Previous blog entries by caregiver
Keeping a Healthy Brain
June 04, 2014
I recently read that people over the age of 70 are more concerned about Alzheimer's Disease than cancer, heart attack or stroke. This is a valid concern, based on statistics and the fact that no one survives Alzheimer's Disease. At this time, there is no surgery, chemotherapy, or prosthesis device ...
Read More »
Caregiver Guilt and Expectations
May 03, 2014
Somewhere in America, a caregiver says, "I had that sinking feeling that people have when a disaster or train wreck occurs. I just felt my whole world turned upside down after my mom died and I became the instant caregiver for my dad. Mom never let me know how much ...
Read More »
Early Stage Memory Loss, What Can I Say?
April 05, 2014
Imagine that you wake up one morning and find that people around you are adding some foreign words to their conversations with you. They insist that they have told you several times when lunch is scheduled. They complain that you are not listening or are being purposefully dense, refusing to ...
Read More »
Improving Communication Moderately Confused Adults
February 28, 2014
Communication problems are some of the early signs of Alzheimer's dementia in an adult who is not suffering from a stroke. This can be one of the most challenging issues for a family as the patient loses the ability to easily express his wants and opinions. He may misinterpret directions, ...
Read More »
Keep Alzheimer's Patient Home Longer
January 30, 2014
Families providing care for an adult with dementia causing illness, like Alzheimer's Disease, typically strive to postpone personal care or nursing home placement as long as possible.

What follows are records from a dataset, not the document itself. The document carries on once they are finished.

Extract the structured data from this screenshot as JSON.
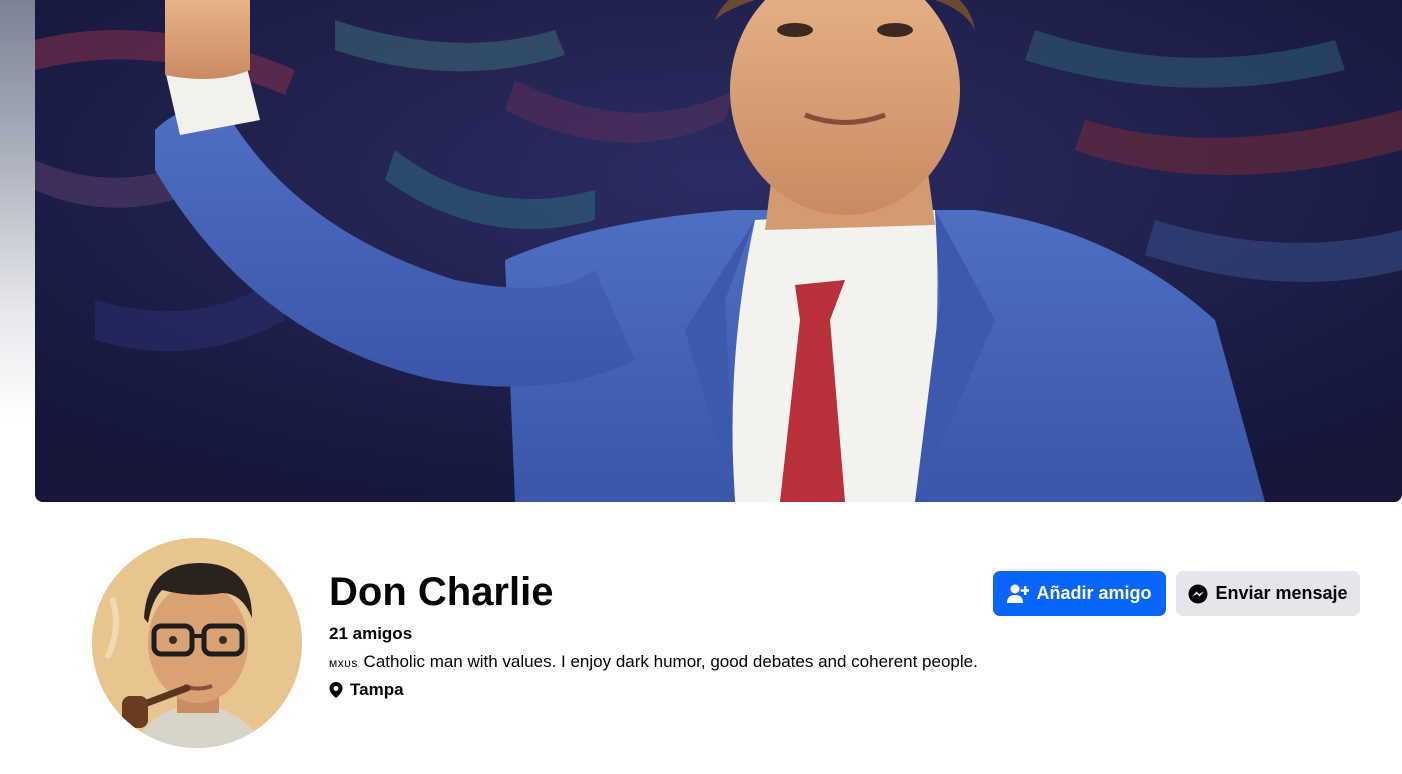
{
  "profile": {
    "name": "Don Charlie",
    "friends": "21 amigos",
    "bio_prefix": "ᴍxᴜs",
    "bio": "Catholic man with values. I enjoy dark humor, good debates and coherent people.",
    "location": "Tampa"
  },
  "actions": {
    "add_friend": "Añadir amigo",
    "send_message": "Enviar mensaje"
  },
  "icons": {
    "add_friend": "person-plus-icon",
    "send_message": "messenger-icon",
    "location": "map-pin-icon"
  },
  "colors": {
    "primary_button": "#0866ff",
    "secondary_button": "#e4e6eb",
    "text": "#050505"
  }
}
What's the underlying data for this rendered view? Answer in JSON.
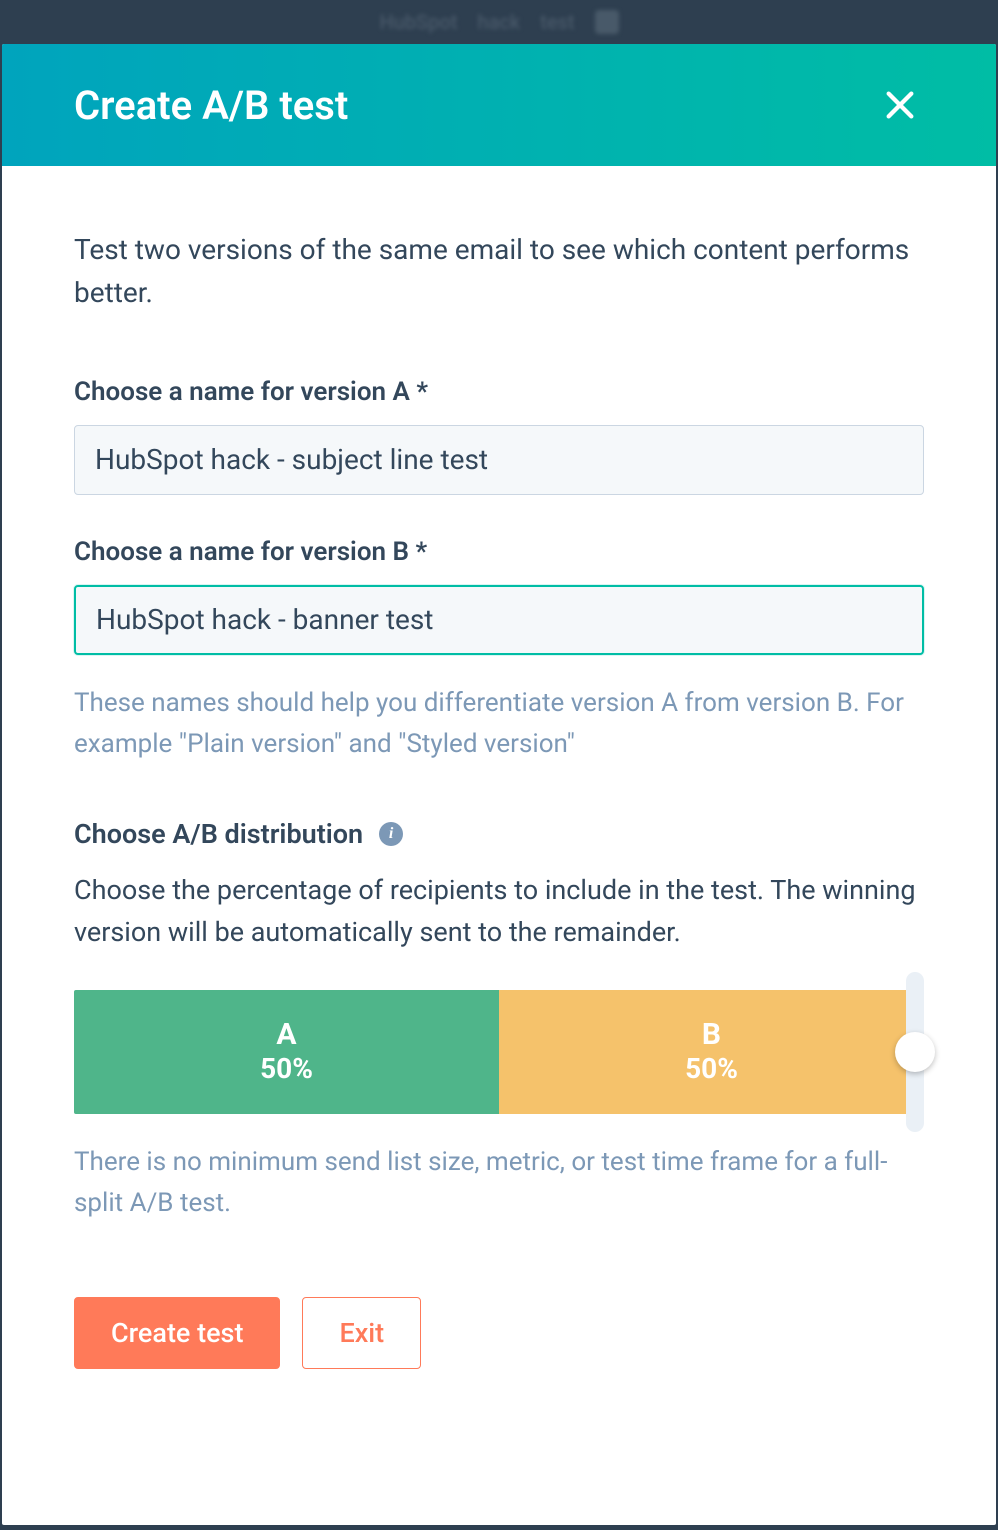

Many soon realize that this neurological disease causes noticeable changes in the way the ill person reacts to his environment and the family ...
Read More »
[View More Blogs...]

Powered by
Morris Technology